** YOUR INSTRUCTIONS **
Your task is to output the data exactly as it stands.

*** DATA FOR THIS EXERCISE Section Begins ***

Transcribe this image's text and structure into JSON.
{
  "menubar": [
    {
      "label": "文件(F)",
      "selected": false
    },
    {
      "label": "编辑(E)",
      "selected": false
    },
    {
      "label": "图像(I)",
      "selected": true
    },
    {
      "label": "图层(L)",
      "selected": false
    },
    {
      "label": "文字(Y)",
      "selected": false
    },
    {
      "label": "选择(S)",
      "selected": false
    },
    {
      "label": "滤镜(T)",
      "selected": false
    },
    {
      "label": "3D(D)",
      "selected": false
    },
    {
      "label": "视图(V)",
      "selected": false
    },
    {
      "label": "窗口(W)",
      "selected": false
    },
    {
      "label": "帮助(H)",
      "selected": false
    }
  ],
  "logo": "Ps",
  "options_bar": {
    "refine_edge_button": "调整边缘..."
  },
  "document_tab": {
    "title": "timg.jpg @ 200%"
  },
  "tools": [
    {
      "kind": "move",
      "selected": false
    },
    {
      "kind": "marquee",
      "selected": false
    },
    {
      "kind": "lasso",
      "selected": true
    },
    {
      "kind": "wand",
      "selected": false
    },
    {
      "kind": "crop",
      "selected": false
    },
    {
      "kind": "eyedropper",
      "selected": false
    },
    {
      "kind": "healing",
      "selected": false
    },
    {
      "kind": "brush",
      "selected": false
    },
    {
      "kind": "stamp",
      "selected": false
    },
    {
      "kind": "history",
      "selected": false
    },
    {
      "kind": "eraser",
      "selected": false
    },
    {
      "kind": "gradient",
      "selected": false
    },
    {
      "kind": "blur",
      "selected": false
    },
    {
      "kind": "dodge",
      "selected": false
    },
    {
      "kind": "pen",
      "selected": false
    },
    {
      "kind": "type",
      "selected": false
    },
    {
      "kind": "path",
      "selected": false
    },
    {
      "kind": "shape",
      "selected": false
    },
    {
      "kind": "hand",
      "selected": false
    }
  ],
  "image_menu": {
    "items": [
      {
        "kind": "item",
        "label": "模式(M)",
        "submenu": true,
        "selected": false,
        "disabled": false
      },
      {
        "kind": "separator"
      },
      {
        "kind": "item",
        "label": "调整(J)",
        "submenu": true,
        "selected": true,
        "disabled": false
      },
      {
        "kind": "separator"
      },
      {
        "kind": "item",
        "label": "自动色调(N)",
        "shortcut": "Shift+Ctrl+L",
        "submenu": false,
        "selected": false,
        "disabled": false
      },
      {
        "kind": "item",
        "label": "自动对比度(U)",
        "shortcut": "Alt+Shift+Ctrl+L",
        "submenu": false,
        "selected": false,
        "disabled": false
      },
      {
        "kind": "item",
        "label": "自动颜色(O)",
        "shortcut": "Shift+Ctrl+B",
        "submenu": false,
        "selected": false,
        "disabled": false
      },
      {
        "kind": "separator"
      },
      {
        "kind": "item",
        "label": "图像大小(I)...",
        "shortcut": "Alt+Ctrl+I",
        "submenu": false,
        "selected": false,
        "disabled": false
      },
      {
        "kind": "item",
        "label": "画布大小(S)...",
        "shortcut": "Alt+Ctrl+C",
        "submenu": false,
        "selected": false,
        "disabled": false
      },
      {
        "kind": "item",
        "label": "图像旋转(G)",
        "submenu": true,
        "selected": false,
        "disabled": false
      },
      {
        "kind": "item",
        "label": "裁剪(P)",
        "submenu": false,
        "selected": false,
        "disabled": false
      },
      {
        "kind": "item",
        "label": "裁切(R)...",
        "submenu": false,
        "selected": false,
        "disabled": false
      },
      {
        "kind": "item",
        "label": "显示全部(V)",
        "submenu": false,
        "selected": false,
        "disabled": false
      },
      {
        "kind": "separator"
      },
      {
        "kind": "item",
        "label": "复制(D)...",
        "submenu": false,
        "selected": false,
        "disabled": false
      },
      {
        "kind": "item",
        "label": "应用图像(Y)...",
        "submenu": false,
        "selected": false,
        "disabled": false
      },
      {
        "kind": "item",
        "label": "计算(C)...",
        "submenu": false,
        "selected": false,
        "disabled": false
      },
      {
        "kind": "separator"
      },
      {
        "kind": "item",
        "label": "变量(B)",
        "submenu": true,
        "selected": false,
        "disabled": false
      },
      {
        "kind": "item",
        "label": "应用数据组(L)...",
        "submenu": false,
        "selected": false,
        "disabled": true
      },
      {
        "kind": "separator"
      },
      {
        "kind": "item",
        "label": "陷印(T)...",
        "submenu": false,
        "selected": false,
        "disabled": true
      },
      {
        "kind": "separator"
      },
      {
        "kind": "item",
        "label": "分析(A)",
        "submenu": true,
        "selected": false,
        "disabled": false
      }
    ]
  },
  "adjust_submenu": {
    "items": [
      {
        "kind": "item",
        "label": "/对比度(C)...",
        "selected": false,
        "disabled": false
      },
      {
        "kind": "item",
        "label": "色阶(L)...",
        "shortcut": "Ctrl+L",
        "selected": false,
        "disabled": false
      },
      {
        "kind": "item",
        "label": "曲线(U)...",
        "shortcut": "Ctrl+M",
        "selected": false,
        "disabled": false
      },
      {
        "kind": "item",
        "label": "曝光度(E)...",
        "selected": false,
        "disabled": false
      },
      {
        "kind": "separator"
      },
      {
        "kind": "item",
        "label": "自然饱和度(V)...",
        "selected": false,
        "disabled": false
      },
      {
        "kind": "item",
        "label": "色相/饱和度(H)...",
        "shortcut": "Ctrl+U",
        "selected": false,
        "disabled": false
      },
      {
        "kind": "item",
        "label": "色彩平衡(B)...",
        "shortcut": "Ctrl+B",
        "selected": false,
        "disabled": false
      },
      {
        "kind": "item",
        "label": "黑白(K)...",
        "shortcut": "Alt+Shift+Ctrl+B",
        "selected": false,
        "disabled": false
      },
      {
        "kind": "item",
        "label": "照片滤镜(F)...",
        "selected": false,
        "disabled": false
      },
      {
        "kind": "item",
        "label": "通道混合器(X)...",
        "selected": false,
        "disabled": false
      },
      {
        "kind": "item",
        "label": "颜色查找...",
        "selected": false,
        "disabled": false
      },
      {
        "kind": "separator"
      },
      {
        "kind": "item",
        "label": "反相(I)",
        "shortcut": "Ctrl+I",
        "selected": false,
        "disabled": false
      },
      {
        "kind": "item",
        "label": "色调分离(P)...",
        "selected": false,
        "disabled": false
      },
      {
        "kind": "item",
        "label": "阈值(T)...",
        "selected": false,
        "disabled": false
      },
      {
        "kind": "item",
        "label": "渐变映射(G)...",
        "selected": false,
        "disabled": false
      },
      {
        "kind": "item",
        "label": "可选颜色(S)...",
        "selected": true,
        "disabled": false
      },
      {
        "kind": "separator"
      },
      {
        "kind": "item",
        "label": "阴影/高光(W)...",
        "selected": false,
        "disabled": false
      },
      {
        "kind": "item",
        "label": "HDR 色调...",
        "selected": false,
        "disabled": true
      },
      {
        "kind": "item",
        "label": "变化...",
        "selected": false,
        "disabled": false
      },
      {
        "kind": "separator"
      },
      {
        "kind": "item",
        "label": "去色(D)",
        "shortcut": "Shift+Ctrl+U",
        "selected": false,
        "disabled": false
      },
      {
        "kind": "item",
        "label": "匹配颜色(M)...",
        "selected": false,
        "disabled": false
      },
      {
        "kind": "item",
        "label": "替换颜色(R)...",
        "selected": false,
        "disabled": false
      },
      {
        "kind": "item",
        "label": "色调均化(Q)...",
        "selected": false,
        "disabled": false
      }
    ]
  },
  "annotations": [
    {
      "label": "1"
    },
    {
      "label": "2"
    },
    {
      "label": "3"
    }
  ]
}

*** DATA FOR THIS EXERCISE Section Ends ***

** WRITTEN SOLUTION **
Transcribe this image's text and structure into JSON.
{
  "menubar": [
    {
      "label": "文件(F)",
      "selected": false
    },
    {
      "label": "编辑(E)",
      "selected": false
    },
    {
      "label": "图像(I)",
      "selected": true
    },
    {
      "label": "图层(L)",
      "selected": false
    },
    {
      "label": "文字(Y)",
      "selected": false
    },
    {
      "label": "选择(S)",
      "selected": false
    },
    {
      "label": "滤镜(T)",
      "selected": false
    },
    {
      "label": "3D(D)",
      "selected": false
    },
    {
      "label": "视图(V)",
      "selected": false
    },
    {
      "label": "窗口(W)",
      "selected": false
    },
    {
      "label": "帮助(H)",
      "selected": false
    }
  ],
  "logo": "Ps",
  "options_bar": {
    "refine_edge_button": "调整边缘..."
  },
  "document_tab": {
    "title": "timg.jpg @ 200%"
  },
  "tools": [
    {
      "kind": "move",
      "selected": false
    },
    {
      "kind": "marquee",
      "selected": false
    },
    {
      "kind": "lasso",
      "selected": true
    },
    {
      "kind": "wand",
      "selected": false
    },
    {
      "kind": "crop",
      "selected": false
    },
    {
      "kind": "eyedropper",
      "selected": false
    },
    {
      "kind": "healing",
      "selected": false
    },
    {
      "kind": "brush",
      "selected": false
    },
    {
      "kind": "stamp",
      "selected": false
    },
    {
      "kind": "history",
      "selected": false
    },
    {
      "kind": "eraser",
      "selected": false
    },
    {
      "kind": "gradient",
      "selected": false
    },
    {
      "kind": "blur",
      "selected": false
    },
    {
      "kind": "dodge",
      "selected": false
    },
    {
      "kind": "pen",
      "selected": false
    },
    {
      "kind": "type",
      "selected": false
    },
    {
      "kind": "path",
      "selected": false
    },
    {
      "kind": "shape",
      "selected": false
    },
    {
      "kind": "hand",
      "selected": false
    }
  ],
  "image_menu": {
    "items": [
      {
        "kind": "item",
        "label": "模式(M)",
        "submenu": true,
        "selected": false,
        "disabled": false
      },
      {
        "kind": "separator"
      },
      {
        "kind": "item",
        "label": "调整(J)",
        "submenu": true,
        "selected": true,
        "disabled": false
      },
      {
        "kind": "separator"
      },
      {
        "kind": "item",
        "label": "自动色调(N)",
        "shortcut": "Shift+Ctrl+L",
        "submenu": false,
        "selected": false,
        "disabled": false
      },
      {
        "kind": "item",
        "label": "自动对比度(U)",
        "shortcut": "Alt+Shift+Ctrl+L",
        "submenu": false,
        "selected": false,
        "disabled": false
      },
      {
        "kind": "item",
        "label": "自动颜色(O)",
        "shortcut": "Shift+Ctrl+B",
        "submenu": false,
        "selected": false,
        "disabled": false
      },
      {
        "kind": "separator"
      },
      {
        "kind": "item",
        "label": "图像大小(I)...",
        "shortcut": "Alt+Ctrl+I",
        "submenu": false,
        "selected": false,
        "disabled": false
      },
      {
        "kind": "item",
        "label": "画布大小(S)...",
        "shortcut": "Alt+Ctrl+C",
        "submenu": false,
        "selected": false,
        "disabled": false
      },
      {
        "kind": "item",
        "label": "图像旋转(G)",
        "submenu": true,
        "selected": false,
        "disabled": false
      },
      {
        "kind": "item",
        "label": "裁剪(P)",
        "submenu": false,
        "selected": false,
        "disabled": false
      },
      {
        "kind": "item",
        "label": "裁切(R)...",
        "submenu": false,
        "selected": false,
        "disabled": false
      },
      {
        "kind": "item",
        "label": "显示全部(V)",
        "submenu": false,
        "selected": false,
        "disabled": false
      },
      {
        "kind": "separator"
      },
      {
        "kind": "item",
        "label": "复制(D)...",
        "submenu": false,
        "selected": false,
        "disabled": false
      },
      {
        "kind": "item",
        "label": "应用图像(Y)...",
        "submenu": false,
        "selected": false,
        "disabled": false
      },
      {
        "kind": "item",
        "label": "计算(C)...",
        "submenu": false,
        "selected": false,
        "disabled": false
      },
      {
        "kind": "separator"
      },
      {
        "kind": "item",
        "label": "变量(B)",
        "submenu": true,
        "selected": false,
        "disabled": false
      },
      {
        "kind": "item",
        "label": "应用数据组(L)...",
        "submenu": false,
        "selected": false,
        "disabled": true
      },
      {
        "kind": "separator"
      },
      {
        "kind": "item",
        "label": "陷印(T)...",
        "submenu": false,
        "selected": false,
        "disabled": true
      },
      {
        "kind": "separator"
      },
      {
        "kind": "item",
        "label": "分析(A)",
        "submenu": true,
        "selected": false,
        "disabled": false
      }
    ]
  },
  "adjust_submenu": {
    "items": [
      {
        "kind": "item",
        "label": "/对比度(C)...",
        "selected": false,
        "disabled": false
      },
      {
        "kind": "item",
        "label": "色阶(L)...",
        "shortcut": "Ctrl+L",
        "selected": false,
        "disabled": false
      },
      {
        "kind": "item",
        "label": "曲线(U)...",
        "shortcut": "Ctrl+M",
        "selected": false,
        "disabled": false
      },
      {
        "kind": "item",
        "label": "曝光度(E)...",
        "selected": false,
        "disabled": false
      },
      {
        "kind": "separator"
      },
      {
        "kind": "item",
        "label": "自然饱和度(V)...",
        "selected": false,
        "disabled": false
      },
      {
        "kind": "item",
        "label": "色相/饱和度(H)...",
        "shortcut": "Ctrl+U",
        "selected": false,
        "disabled": false
      },
      {
        "kind": "item",
        "label": "色彩平衡(B)...",
        "shortcut": "Ctrl+B",
        "selected": false,
        "disabled": false
      },
      {
        "kind": "item",
        "label": "黑白(K)...",
        "shortcut": "Alt+Shift+Ctrl+B",
        "selected": false,
        "disabled": false
      },
      {
        "kind": "item",
        "label": "照片滤镜(F)...",
        "selected": false,
        "disabled": false
      },
      {
        "kind": "item",
        "label": "通道混合器(X)...",
        "selected": false,
        "disabled": false
      },
      {
        "kind": "item",
        "label": "颜色查找...",
        "selected": false,
        "disabled": false
      },
      {
        "kind": "separator"
      },
      {
        "kind": "item",
        "label": "反相(I)",
        "shortcut": "Ctrl+I",
        "selected": false,
        "disabled": false
      },
      {
        "kind": "item",
        "label": "色调分离(P)...",
        "selected": false,
        "disabled": false
      },
      {
        "kind": "item",
        "label": "阈值(T)...",
        "selected": false,
        "disabled": false
      },
      {
        "kind": "item",
        "label": "渐变映射(G)...",
        "selected": false,
        "disabled": false
      },
      {
        "kind": "item",
        "label": "可选颜色(S)...",
        "selected": true,
        "disabled": false
      },
      {
        "kind": "separator"
      },
      {
        "kind": "item",
        "label": "阴影/高光(W)...",
        "selected": false,
        "disabled": false
      },
      {
        "kind": "item",
        "label": "HDR 色调...",
        "selected": false,
        "disabled": true
      },
      {
        "kind": "item",
        "label": "变化...",
        "selected": false,
        "disabled": false
      },
      {
        "kind": "separator"
      },
      {
        "kind": "item",
        "label": "去色(D)",
        "shortcut": "Shift+Ctrl+U",
        "selected": false,
        "disabled": false
      },
      {
        "kind": "item",
        "label": "匹配颜色(M)...",
        "selected": false,
        "disabled": false
      },
      {
        "kind": "item",
        "label": "替换颜色(R)...",
        "selected": false,
        "disabled": false
      },
      {
        "kind": "item",
        "label": "色调均化(Q)...",
        "selected": false,
        "disabled": false
      }
    ]
  },
  "annotations": [
    {
      "label": "1"
    },
    {
      "label": "2"
    },
    {
      "label": "3"
    }
  ]
}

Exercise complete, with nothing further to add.